Exercise details:
Each entry should be copied as it stands, leaving the pictures behind.

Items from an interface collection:
○ ○ ○ ○ ○ ○ ○

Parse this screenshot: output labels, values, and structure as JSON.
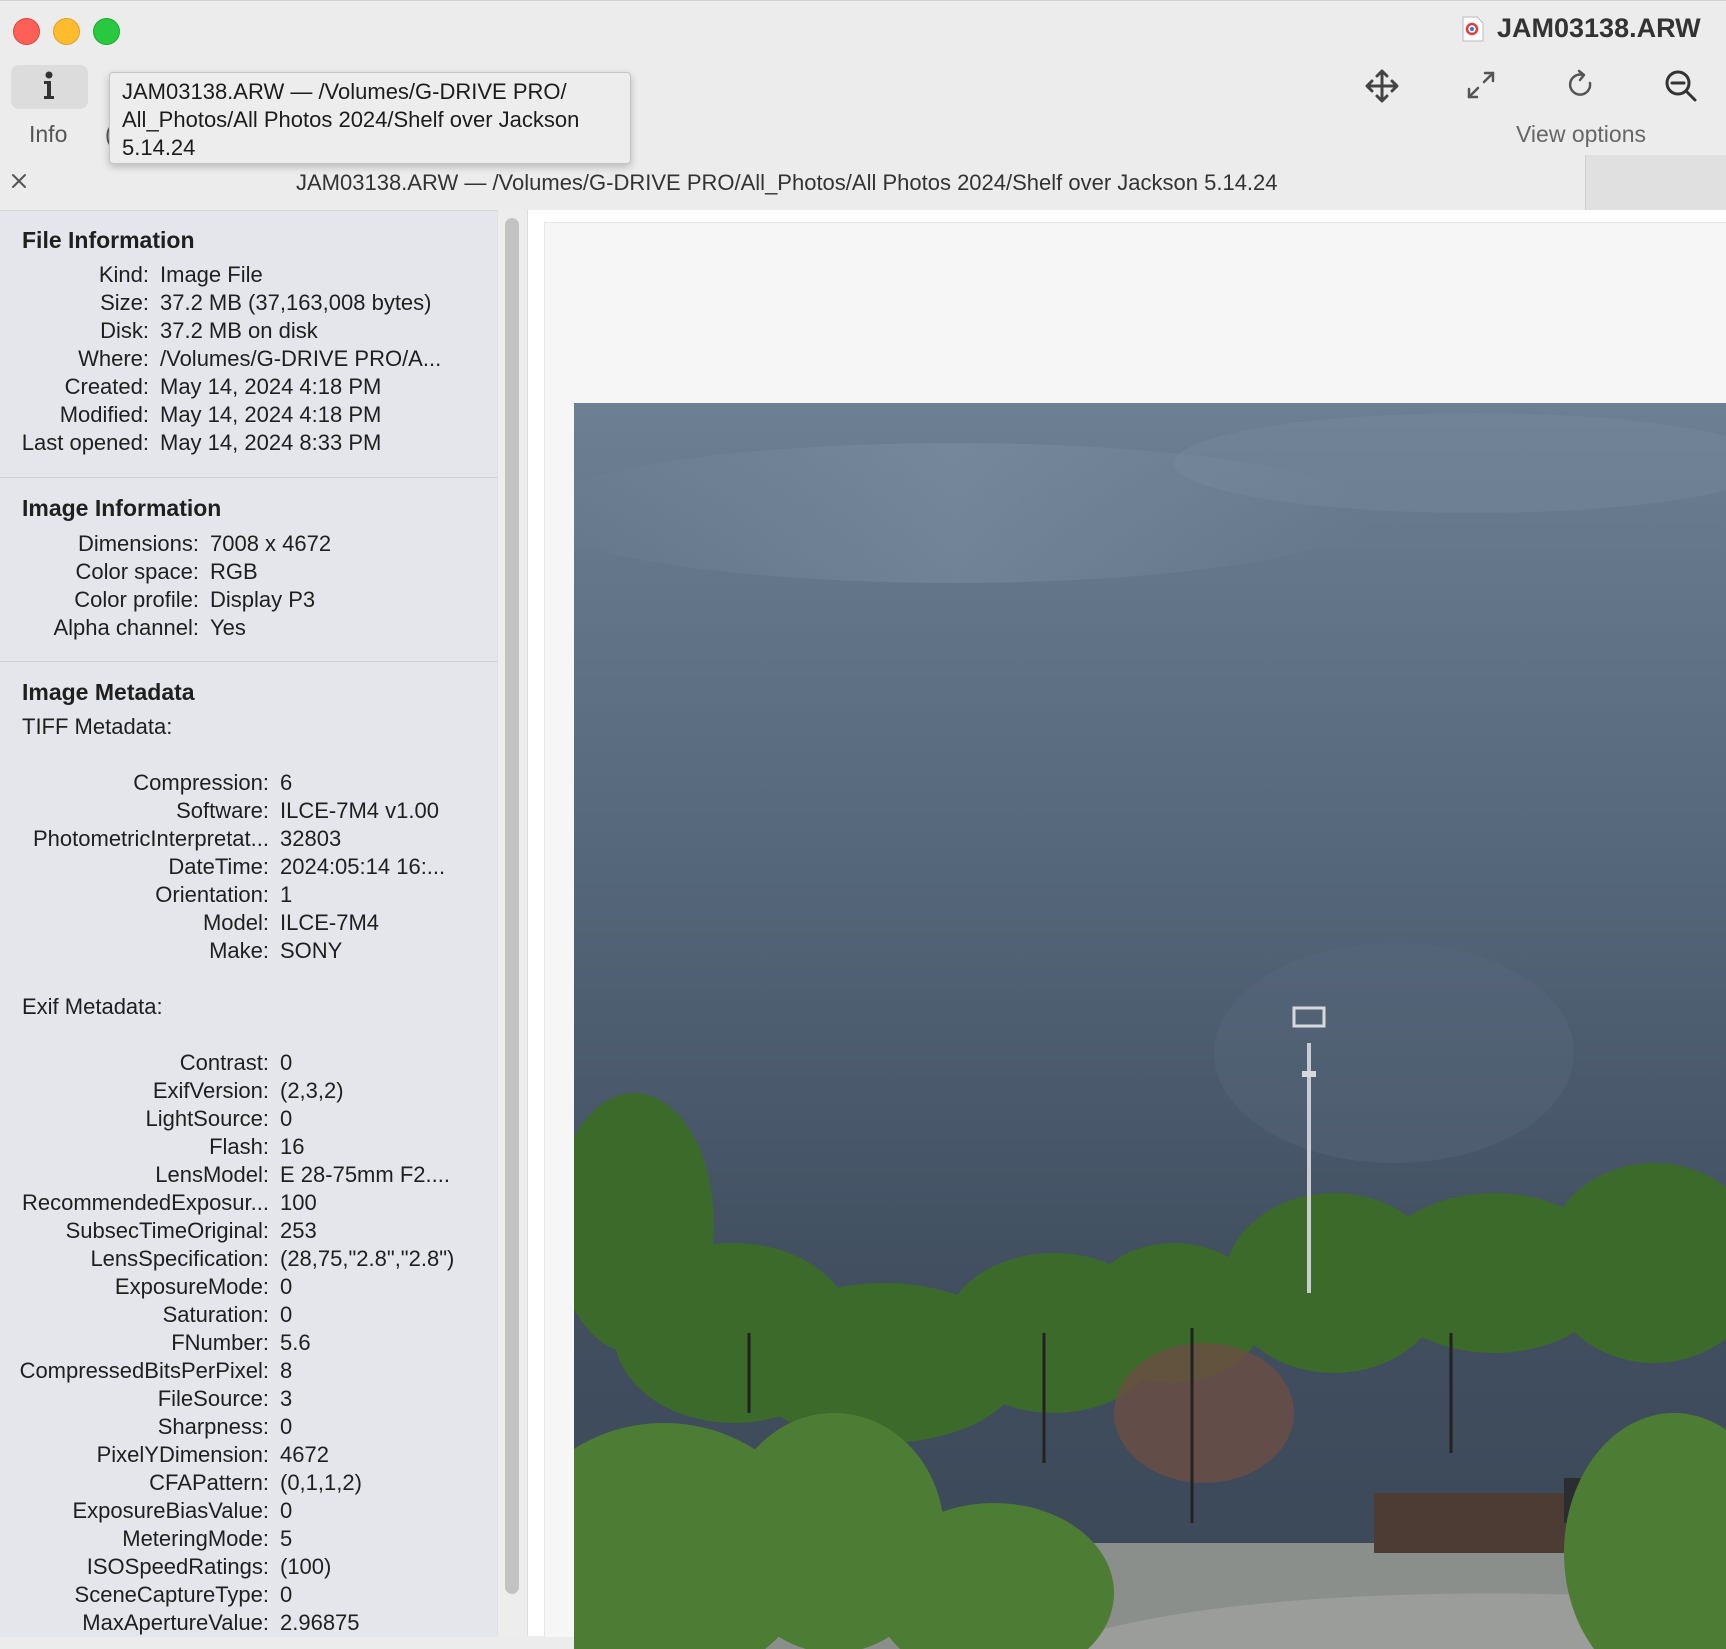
{
  "window": {
    "title": "JAM03138.ARW"
  },
  "toolbar": {
    "info_label": "Info",
    "hidden_item_char": "(",
    "view_options_label": "View options",
    "icons": [
      "info-icon",
      "move-icon",
      "fullscreen-icon",
      "rotate-icon",
      "zoom-out-icon"
    ]
  },
  "tooltip": {
    "text": "JAM03138.ARW — /Volumes/G-DRIVE PRO/ All_Photos/All Photos 2024/Shelf over Jackson 5.14.24"
  },
  "tab": {
    "title": "JAM03138.ARW  —  /Volumes/G-DRIVE PRO/All_Photos/All Photos 2024/Shelf over Jackson 5.14.24"
  },
  "inspector": {
    "file_information": {
      "title": "File Information",
      "rows": [
        {
          "key": "Kind:",
          "value": "Image File"
        },
        {
          "key": "Size:",
          "value": "37.2 MB (37,163,008 bytes)"
        },
        {
          "key": "Disk:",
          "value": "37.2 MB on disk"
        },
        {
          "key": "Where:",
          "value": "/Volumes/G-DRIVE PRO/A..."
        },
        {
          "key": "Created:",
          "value": "May 14, 2024 4:18 PM"
        },
        {
          "key": "Modified:",
          "value": "May 14, 2024 4:18 PM"
        },
        {
          "key": "Last opened:",
          "value": "May 14, 2024 8:33 PM"
        }
      ]
    },
    "image_information": {
      "title": "Image Information",
      "rows": [
        {
          "key": "Dimensions:",
          "value": "7008 x 4672"
        },
        {
          "key": "Color space:",
          "value": "RGB"
        },
        {
          "key": "Color profile:",
          "value": "Display P3"
        },
        {
          "key": "Alpha channel:",
          "value": "Yes"
        }
      ]
    },
    "image_metadata": {
      "title": "Image Metadata",
      "tiff_label": "TIFF Metadata:",
      "tiff_rows": [
        {
          "key": "Compression:",
          "value": "6"
        },
        {
          "key": "Software:",
          "value": "ILCE-7M4 v1.00"
        },
        {
          "key": "PhotometricInterpretat...",
          "value": "32803"
        },
        {
          "key": "DateTime:",
          "value": "2024:05:14 16:..."
        },
        {
          "key": "Orientation:",
          "value": "1"
        },
        {
          "key": "Model:",
          "value": "ILCE-7M4"
        },
        {
          "key": "Make:",
          "value": "SONY"
        }
      ],
      "exif_label": "Exif Metadata:",
      "exif_rows": [
        {
          "key": "Contrast:",
          "value": "0"
        },
        {
          "key": "ExifVersion:",
          "value": "(2,3,2)"
        },
        {
          "key": "LightSource:",
          "value": "0"
        },
        {
          "key": "Flash:",
          "value": "16"
        },
        {
          "key": "LensModel:",
          "value": "E 28-75mm F2...."
        },
        {
          "key": "RecommendedExposur...",
          "value": "100"
        },
        {
          "key": "SubsecTimeOriginal:",
          "value": "253"
        },
        {
          "key": "LensSpecification:",
          "value": "(28,75,\"2.8\",\"2.8\")"
        },
        {
          "key": "ExposureMode:",
          "value": "0"
        },
        {
          "key": "Saturation:",
          "value": "0"
        },
        {
          "key": "FNumber:",
          "value": "5.6"
        },
        {
          "key": "CompressedBitsPerPixel:",
          "value": "8"
        },
        {
          "key": "FileSource:",
          "value": "3"
        },
        {
          "key": "Sharpness:",
          "value": "0"
        },
        {
          "key": "PixelYDimension:",
          "value": "4672"
        },
        {
          "key": "CFAPattern:",
          "value": "(0,1,1,2)"
        },
        {
          "key": "ExposureBiasValue:",
          "value": "0"
        },
        {
          "key": "MeteringMode:",
          "value": "5"
        },
        {
          "key": "ISOSpeedRatings:",
          "value": "(100)"
        },
        {
          "key": "SceneCaptureType:",
          "value": "0"
        },
        {
          "key": "MaxApertureValue:",
          "value": "2.96875"
        }
      ]
    }
  },
  "colors": {
    "close": "#fe5f57",
    "minimize": "#febc2e",
    "zoom": "#28c840",
    "inspector_bg": "#e4e6eb",
    "sky": "#4f6074",
    "foliage": "#3f6a2c"
  }
}
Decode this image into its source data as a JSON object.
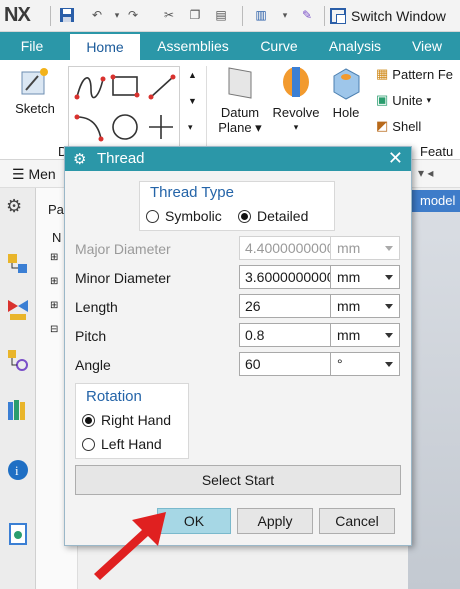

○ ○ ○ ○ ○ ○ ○

Task output:
Parse this screenshot: output labels, values, and structure as JSON.
{
  "window": {
    "title": "JAM03138.ARW"
  },
  "toolbar": {
    "info_label": "Info",
    "hidden_item_char": "(",
    "view_options_label": "View options",
    "icons": [
      "info-icon",
      "move-icon",
      "fullscreen-icon",
      "rotate-icon",
      "zoom-out-icon"
    ]
  },
  "tooltip": {
    "text": "JAM03138.ARW — /Volumes/G-DRIVE PRO/ All_Photos/All Photos 2024/Shelf over Jackson 5.14.24"
  },
  "tab": {
    "title": "JAM03138.ARW  —  /Volumes/G-DRIVE PRO/All_Photos/All Photos 2024/Shelf over Jackson 5.14.24"
  },
  "inspector": {
    "file_information": {
      "title": "File Information",
      "rows": [
        {
          "key": "Kind:",
          "value": "Image File"
        },
        {
          "key": "Size:",
          "value": "37.2 MB (37,163,008 bytes)"
        },
        {
          "key": "Disk:",
          "value": "37.2 MB on disk"
        },
        {
          "key": "Where:",
          "value": "/Volumes/G-DRIVE PRO/A..."
        },
        {
          "key": "Created:",
          "value": "May 14, 2024 4:18 PM"
        },
        {
          "key": "Modified:",
          "value": "May 14, 2024 4:18 PM"
        },
        {
          "key": "Last opened:",
          "value": "May 14, 2024 8:33 PM"
        }
      ]
    },
    "image_information": {
      "title": "Image Information",
      "rows": [
        {
          "key": "Dimensions:",
          "value": "7008 x 4672"
        },
        {
          "key": "Color space:",
          "value": "RGB"
        },
        {
          "key": "Color profile:",
          "value": "Display P3"
        },
        {
          "key": "Alpha channel:",
          "value": "Yes"
        }
      ]
    },
    "image_metadata": {
      "title": "Image Metadata",
      "tiff_label": "TIFF Metadata:",
      "tiff_rows": [
        {
          "key": "Compression:",
          "value": "6"
        },
        {
          "key": "Software:",
          "value": "ILCE-7M4 v1.00"
        },
        {
          "key": "PhotometricInterpretat...",
          "value": "32803"
        },
        {
          "key": "DateTime:",
          "value": "2024:05:14 16:..."
        },
        {
          "key": "Orientation:",
          "value": "1"
        },
        {
          "key": "Model:",
          "value": "ILCE-7M4"
        },
        {
          "key": "Make:",
          "value": "SONY"
        }
      ],
      "exif_label": "Exif Metadata:",
      "exif_rows": [
        {
          "key": "Contrast:",
          "value": "0"
        },
        {
          "key": "ExifVersion:",
          "value": "(2,3,2)"
        },
        {
          "key": "LightSource:",
          "value": "0"
        },
        {
          "key": "Flash:",
          "value": "16"
        },
        {
          "key": "LensModel:",
          "value": "E 28-75mm F2...."
        },
        {
          "key": "RecommendedExposur...",
          "value": "100"
        },
        {
          "key": "SubsecTimeOriginal:",
          "value": "253"
        },
        {
          "key": "LensSpecification:",
          "value": "(28,75,\"2.8\",\"2.8\")"
        },
        {
          "key": "ExposureMode:",
          "value": "0"
        },
        {
          "key": "Saturation:",
          "value": "0"
        },
        {
          "key": "FNumber:",
          "value": "5.6"
        },
        {
          "key": "CompressedBitsPerPixel:",
          "value": "8"
        },
        {
          "key": "FileSource:",
          "value": "3"
        },
        {
          "key": "Sharpness:",
          "value": "0"
        },
        {
          "key": "PixelYDimension:",
          "value": "4672"
        },
        {
          "key": "CFAPattern:",
          "value": "(0,1,1,2)"
        },
        {
          "key": "ExposureBiasValue:",
          "value": "0"
        },
        {
          "key": "MeteringMode:",
          "value": "5"
        },
        {
          "key": "ISOSpeedRatings:",
          "value": "(100)"
        },
        {
          "key": "SceneCaptureType:",
          "value": "0"
        },
        {
          "key": "MaxApertureValue:",
          "value": "2.96875"
        }
      ]
    }
  },
  "colors": {
    "close": "#fe5f57",
    "minimize": "#febc2e",
    "zoom": "#28c840",
    "inspector_bg": "#e4e6eb",
    "sky": "#4f6074",
    "foliage": "#3f6a2c"
  }
}
Decode this image into its source data as a JSON object.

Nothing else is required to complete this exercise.